━━━ Data extracts
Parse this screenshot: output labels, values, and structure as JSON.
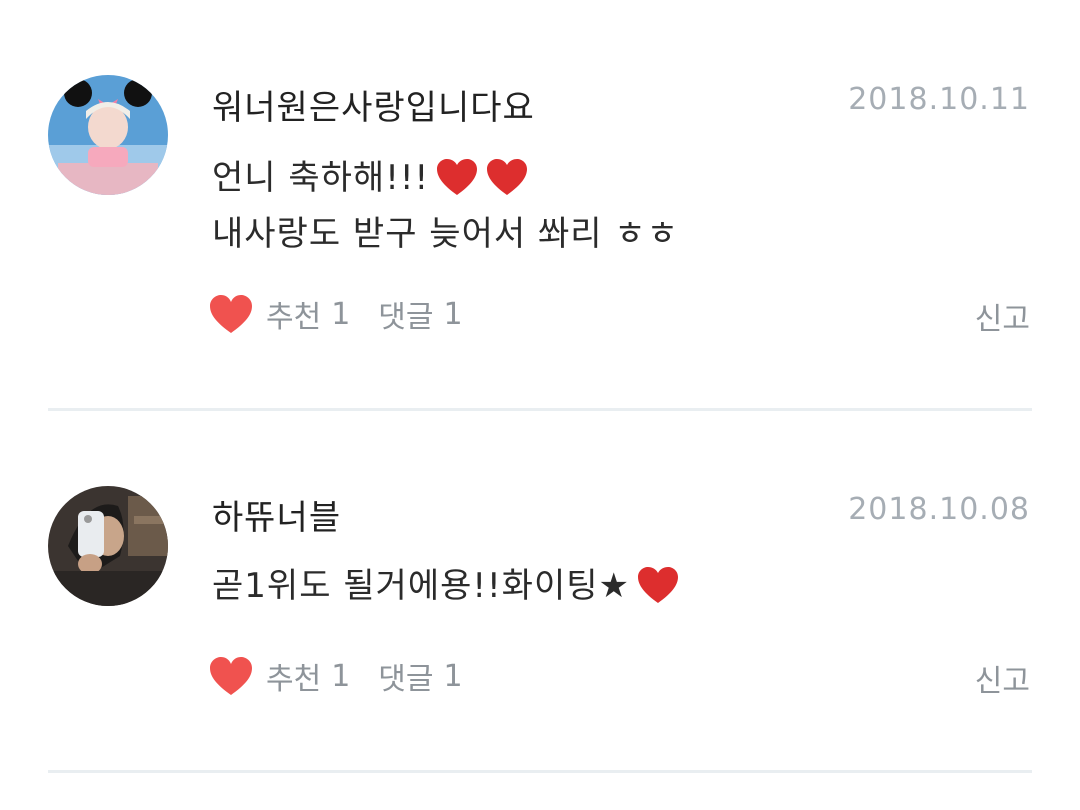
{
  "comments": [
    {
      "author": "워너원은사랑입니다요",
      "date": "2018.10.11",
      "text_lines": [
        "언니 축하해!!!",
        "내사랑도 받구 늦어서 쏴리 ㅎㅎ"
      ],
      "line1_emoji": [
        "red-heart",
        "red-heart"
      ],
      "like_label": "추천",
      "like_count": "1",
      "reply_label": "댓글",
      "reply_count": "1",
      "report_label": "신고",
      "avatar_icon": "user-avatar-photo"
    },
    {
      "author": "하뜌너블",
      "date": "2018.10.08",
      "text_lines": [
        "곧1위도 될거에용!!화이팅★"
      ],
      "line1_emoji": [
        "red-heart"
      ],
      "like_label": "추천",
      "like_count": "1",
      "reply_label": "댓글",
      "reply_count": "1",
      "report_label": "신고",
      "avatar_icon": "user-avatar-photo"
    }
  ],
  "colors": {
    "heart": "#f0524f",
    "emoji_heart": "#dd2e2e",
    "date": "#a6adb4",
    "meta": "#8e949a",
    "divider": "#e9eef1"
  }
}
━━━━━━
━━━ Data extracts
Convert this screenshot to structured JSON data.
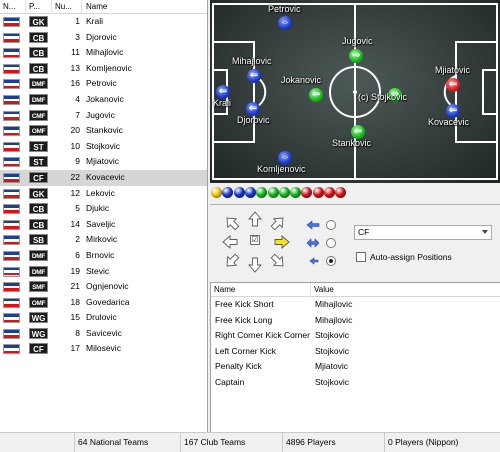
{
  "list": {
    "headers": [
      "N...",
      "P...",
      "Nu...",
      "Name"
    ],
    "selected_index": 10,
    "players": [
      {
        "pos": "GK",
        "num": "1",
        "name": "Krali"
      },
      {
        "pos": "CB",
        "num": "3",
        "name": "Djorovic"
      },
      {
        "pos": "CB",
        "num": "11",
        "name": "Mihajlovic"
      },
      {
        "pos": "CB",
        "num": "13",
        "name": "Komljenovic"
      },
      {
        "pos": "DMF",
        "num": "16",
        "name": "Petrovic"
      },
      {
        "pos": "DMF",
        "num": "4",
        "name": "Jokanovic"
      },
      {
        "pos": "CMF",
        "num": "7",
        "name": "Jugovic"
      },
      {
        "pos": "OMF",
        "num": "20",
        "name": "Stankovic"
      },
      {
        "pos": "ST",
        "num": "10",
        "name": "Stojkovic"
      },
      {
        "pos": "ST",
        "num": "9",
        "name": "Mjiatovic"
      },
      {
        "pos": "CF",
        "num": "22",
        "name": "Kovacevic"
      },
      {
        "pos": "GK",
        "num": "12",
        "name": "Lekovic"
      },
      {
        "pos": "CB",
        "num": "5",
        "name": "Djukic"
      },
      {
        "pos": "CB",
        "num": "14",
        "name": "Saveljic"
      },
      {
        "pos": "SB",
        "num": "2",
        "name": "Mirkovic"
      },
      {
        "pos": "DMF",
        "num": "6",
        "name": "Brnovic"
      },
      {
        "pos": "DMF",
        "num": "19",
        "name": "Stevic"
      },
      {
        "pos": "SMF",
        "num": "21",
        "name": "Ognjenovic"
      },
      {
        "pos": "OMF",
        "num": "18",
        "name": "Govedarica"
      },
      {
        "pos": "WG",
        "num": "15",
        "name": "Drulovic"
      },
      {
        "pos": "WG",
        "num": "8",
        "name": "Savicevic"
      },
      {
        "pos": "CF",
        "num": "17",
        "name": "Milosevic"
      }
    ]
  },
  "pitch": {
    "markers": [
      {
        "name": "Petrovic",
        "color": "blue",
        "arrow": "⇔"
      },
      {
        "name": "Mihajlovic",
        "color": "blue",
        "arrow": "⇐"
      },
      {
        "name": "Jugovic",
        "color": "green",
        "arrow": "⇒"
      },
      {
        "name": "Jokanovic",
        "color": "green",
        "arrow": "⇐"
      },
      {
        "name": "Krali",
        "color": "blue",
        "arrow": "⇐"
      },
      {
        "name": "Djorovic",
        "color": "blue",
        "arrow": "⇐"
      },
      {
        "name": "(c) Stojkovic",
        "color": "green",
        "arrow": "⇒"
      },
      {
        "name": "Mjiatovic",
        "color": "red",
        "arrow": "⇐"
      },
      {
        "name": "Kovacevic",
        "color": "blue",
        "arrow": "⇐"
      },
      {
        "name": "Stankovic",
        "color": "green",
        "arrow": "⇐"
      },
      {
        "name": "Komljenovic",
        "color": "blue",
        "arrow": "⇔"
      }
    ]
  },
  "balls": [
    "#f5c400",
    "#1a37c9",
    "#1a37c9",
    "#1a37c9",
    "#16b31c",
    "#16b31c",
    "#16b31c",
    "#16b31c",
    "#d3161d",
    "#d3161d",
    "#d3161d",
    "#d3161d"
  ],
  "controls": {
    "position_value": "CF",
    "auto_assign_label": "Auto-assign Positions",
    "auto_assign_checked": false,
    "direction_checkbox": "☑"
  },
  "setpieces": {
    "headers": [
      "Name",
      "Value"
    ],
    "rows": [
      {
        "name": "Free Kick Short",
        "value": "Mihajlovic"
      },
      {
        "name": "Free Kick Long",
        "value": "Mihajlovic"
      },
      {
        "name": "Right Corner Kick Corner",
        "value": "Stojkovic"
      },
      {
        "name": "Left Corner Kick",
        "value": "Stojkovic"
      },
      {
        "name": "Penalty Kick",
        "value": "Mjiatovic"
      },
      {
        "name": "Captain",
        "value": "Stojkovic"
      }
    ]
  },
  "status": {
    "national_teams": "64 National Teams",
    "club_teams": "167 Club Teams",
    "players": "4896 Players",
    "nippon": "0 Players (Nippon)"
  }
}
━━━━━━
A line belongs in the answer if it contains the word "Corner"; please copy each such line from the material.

> [Final answer]
        "name": "Right Corner Kick Corner",
        "name": "Left Corner Kick",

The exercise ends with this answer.